Behind the many verdant closets and kitchen-corner produce installations increasingly tucked into NYC apartments, you can often find the expertise and passion of urban gardening advocate and entrepreneur Aaron Moore. Splitting his time between his two City Hydroponic supply stores in New York’s Bronx and Brooklyn boroughs, Moore not only supplies the growing green gardening movement but proactively tackles the challenges of sustainable indoor farming with a focus on low-income neighborhoods, working to increase access to fresh produce and education about healthy living
The staff of socially-responsible gardeners and urban growers at City Hydroponic can help with any indoor or outdoor gardening needs, whether growing with soil, water or nutrient mist. Stocked with all of the equipment necessary to set up functional hydroponic (growing solely with water and no soil) or aeroponic (spraying exposed root systems with a nutrient mist) farms in any space, ranging from a studio apartment to a suburban home, the shops are fully committed to the craft, stocking the highest tech tools in the trade. They offer a full line of fluorescent, HID, metal halide and high-pressure sodium lights, full hydroponics and aeroponics systems, nutrients, fertilizers and knowledgeable employees who will gladly explain everything from potting soil to building drainage systems.
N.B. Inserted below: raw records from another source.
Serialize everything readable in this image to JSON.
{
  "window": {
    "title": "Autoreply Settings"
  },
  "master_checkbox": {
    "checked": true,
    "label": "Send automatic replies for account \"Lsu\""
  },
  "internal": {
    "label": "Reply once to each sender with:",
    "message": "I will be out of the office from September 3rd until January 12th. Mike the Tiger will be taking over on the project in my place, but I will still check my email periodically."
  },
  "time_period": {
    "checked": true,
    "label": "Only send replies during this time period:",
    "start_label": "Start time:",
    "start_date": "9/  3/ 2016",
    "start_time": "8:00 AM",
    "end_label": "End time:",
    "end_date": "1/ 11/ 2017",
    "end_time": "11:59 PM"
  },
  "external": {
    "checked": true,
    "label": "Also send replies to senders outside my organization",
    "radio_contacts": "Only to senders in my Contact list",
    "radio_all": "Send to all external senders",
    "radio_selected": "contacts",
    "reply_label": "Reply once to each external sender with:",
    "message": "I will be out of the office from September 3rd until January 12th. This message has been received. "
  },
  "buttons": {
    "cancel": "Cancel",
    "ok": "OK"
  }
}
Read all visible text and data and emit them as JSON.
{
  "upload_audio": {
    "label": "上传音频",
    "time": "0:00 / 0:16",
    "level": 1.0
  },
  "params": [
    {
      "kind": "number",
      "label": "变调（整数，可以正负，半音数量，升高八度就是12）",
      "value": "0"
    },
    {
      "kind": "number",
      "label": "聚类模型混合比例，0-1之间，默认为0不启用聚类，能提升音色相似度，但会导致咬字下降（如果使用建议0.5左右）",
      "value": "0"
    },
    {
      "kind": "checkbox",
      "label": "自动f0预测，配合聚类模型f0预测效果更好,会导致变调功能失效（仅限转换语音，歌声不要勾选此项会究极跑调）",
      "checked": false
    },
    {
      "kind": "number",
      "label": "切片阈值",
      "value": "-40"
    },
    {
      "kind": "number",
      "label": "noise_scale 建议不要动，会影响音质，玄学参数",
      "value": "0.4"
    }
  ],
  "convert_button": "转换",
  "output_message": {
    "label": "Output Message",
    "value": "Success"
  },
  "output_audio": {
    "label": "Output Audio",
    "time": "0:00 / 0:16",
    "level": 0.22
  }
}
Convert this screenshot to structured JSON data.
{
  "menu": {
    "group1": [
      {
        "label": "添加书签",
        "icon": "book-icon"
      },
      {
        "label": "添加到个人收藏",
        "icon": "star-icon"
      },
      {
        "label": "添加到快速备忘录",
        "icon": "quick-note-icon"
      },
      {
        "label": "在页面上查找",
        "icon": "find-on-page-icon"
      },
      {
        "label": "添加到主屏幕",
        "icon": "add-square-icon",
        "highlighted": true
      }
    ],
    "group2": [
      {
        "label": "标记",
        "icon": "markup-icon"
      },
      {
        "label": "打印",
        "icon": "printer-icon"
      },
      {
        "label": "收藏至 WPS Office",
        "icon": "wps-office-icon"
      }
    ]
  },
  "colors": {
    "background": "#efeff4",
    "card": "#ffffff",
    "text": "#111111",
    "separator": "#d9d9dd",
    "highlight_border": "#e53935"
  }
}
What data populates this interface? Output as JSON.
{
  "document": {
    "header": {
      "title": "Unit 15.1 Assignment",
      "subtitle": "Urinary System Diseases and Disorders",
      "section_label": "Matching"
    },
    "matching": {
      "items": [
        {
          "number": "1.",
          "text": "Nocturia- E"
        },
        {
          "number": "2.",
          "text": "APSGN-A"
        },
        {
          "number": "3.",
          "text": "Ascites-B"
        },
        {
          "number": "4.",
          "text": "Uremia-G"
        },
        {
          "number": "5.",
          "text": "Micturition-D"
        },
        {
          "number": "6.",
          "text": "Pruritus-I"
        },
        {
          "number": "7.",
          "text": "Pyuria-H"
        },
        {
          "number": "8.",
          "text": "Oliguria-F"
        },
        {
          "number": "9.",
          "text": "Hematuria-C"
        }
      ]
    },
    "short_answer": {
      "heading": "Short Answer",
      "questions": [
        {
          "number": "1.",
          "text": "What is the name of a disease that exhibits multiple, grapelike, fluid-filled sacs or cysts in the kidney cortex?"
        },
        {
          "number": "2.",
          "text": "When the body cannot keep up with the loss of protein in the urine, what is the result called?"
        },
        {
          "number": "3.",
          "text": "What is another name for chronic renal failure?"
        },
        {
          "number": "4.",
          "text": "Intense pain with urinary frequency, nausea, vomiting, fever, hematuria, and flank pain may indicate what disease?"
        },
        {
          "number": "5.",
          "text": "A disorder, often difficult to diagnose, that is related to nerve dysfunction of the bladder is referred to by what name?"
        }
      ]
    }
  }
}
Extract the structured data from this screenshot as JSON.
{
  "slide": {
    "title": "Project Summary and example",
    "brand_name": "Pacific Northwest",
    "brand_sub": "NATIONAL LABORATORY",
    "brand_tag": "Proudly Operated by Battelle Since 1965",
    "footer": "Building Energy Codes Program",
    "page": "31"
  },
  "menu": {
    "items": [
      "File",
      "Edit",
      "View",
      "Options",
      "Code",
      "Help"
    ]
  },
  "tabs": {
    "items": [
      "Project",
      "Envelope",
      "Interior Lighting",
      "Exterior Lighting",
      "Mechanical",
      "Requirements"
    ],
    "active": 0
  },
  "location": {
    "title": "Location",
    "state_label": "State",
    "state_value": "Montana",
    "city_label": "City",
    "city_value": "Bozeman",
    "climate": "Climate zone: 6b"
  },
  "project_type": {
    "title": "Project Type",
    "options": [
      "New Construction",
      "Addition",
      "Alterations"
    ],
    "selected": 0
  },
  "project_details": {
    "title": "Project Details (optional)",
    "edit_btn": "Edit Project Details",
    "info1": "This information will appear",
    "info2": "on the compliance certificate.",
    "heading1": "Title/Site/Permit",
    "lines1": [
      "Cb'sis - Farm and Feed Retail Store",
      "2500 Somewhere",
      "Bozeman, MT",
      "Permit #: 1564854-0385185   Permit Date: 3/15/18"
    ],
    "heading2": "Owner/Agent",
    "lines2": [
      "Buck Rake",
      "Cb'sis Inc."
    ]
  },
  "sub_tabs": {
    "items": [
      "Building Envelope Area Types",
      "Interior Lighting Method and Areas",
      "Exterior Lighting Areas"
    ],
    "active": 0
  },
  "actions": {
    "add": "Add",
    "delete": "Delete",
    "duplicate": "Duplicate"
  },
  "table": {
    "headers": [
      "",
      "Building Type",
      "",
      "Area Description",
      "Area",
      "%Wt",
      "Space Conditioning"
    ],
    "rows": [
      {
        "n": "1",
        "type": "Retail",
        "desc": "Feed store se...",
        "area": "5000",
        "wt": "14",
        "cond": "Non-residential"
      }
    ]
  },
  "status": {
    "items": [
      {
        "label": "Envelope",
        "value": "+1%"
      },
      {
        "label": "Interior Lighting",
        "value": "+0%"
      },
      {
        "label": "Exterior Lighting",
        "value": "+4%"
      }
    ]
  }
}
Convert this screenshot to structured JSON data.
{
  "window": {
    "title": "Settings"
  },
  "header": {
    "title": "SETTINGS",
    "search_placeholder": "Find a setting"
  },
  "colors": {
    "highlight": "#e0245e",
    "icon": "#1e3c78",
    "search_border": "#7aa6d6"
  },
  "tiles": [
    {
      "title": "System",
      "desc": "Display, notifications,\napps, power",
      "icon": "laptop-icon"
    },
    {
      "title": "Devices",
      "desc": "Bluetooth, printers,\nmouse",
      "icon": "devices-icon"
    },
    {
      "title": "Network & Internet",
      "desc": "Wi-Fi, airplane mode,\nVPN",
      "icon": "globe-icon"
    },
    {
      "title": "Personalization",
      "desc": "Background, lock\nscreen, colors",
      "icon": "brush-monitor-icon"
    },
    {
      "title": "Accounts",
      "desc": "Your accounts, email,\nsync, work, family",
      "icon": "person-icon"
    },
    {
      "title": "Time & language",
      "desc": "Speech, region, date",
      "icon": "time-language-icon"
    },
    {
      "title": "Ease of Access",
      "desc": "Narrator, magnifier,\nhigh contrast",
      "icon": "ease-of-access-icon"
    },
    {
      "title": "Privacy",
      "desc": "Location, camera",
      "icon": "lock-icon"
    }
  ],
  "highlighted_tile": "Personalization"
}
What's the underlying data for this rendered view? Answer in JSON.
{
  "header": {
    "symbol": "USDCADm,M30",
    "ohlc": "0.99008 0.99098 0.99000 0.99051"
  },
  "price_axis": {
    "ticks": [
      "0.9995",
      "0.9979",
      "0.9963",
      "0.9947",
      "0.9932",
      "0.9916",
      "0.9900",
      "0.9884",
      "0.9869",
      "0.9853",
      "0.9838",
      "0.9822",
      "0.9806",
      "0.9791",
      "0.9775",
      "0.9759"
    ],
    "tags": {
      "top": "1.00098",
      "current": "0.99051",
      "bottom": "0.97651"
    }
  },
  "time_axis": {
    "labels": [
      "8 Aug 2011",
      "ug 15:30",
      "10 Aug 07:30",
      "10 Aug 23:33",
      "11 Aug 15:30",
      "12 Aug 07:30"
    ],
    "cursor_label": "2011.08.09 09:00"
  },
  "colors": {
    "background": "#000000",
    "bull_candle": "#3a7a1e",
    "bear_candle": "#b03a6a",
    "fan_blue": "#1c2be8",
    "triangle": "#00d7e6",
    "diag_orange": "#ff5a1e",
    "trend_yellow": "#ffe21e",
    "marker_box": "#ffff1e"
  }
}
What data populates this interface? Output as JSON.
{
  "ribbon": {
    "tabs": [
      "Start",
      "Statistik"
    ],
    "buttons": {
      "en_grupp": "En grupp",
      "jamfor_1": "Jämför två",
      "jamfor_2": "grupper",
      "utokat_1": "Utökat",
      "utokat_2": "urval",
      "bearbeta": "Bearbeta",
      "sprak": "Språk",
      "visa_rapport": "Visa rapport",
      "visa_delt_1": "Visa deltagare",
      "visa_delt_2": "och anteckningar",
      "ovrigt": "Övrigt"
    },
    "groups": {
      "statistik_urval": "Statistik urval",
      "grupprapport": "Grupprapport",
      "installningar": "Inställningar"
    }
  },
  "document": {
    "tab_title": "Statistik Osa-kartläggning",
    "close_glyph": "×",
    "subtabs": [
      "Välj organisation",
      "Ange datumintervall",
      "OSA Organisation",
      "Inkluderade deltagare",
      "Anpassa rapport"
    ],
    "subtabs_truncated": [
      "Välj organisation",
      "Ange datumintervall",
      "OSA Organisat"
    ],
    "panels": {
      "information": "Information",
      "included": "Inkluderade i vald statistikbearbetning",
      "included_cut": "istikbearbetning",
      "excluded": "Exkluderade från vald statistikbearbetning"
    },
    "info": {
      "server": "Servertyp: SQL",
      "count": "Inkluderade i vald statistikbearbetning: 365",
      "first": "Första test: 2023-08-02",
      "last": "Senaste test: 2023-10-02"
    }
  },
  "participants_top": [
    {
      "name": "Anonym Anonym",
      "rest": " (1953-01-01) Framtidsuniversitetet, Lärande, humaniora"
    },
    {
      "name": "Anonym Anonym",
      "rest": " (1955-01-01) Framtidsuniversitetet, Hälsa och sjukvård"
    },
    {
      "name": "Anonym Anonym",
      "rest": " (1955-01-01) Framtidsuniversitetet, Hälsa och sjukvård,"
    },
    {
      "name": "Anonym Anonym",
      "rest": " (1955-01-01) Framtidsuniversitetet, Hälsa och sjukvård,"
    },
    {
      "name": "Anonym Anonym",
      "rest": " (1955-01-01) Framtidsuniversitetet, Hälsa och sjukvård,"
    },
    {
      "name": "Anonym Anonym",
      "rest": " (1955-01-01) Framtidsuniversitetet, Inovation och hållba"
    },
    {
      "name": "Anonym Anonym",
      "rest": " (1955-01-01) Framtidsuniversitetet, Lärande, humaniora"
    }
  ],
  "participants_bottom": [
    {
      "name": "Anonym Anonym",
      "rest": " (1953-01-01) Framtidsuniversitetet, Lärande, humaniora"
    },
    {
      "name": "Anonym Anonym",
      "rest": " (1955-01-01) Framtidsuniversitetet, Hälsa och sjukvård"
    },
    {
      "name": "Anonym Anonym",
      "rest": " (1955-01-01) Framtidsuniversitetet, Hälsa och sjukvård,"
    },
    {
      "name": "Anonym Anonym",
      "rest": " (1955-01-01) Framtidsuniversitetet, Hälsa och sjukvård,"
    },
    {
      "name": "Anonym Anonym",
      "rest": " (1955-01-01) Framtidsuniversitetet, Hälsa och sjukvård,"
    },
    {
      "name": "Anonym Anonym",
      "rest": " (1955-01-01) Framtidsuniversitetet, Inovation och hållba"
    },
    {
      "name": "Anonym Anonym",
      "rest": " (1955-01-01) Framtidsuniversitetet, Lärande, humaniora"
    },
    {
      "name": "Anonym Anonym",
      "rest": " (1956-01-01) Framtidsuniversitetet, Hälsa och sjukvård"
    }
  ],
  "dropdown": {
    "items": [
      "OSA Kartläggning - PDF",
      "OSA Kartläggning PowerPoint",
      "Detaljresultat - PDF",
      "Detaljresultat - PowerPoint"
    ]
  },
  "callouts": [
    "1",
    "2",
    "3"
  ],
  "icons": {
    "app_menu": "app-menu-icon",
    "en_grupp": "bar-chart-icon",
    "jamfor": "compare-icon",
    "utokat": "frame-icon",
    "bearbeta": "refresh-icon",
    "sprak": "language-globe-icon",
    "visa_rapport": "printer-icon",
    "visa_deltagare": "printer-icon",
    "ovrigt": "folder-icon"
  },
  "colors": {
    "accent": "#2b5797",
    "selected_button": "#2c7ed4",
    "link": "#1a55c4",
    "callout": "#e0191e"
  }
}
For budding urban farmers feeling intimidated by all the lights and gadgets, City Hydroponic periodically offers month long sessions of free hour-long classes on Saturdays. The comprehensive course starts with the basic concepts of hydro and aeroponic gardening and proceeds with how to produce and maintain a functional farm.
Moore, a huge advocate of food justice, feels education is as important as access, and by delivering these free classes to the community he hopes to push the green movement forward. “We need to generate a market from a grassroots level by educating our consumers, giving them confidence so they can partake in the green movement, and help them be successful in it.” His agenda includes increasing knowledge about where your food comes from, why quality is important and how creating your own fresh produce empowers you as an individual.
While Moore’s goal might be lofty, it’s also relatively simple. The concept was born from bearing witness to the poor dietary habits in his neighborhood and the urban landscape at large. “In the communities that we are in there is an abundance of food but there is not an abundance of quality food,” he says. Rather than attempt to reverse gravitation toward what is available—typically highly-processed foods with grave nutritional consequences—his work comes down to changing what is available by creating a DIY supply chain that’s doesn’t price residents out. “We are trying to bring quality food to the masses, to all neighborhoods, not just those that can afford it. We want to make it more affordable in general, to teach people whats good food and what’s not—and if its not readily available, show them how to grow their own!”
As food culture in America continues to diversify and the importance of healthy living becomes more apparent the movement will push this type of localized urban agriculture to the forefront of nutrition. Moore shows how anyone is capable of creating fresh organic produce right in their home, reducing carbon waste, soil and water usage and generally promoting a sustainable, self-sufficient way to stay healthy.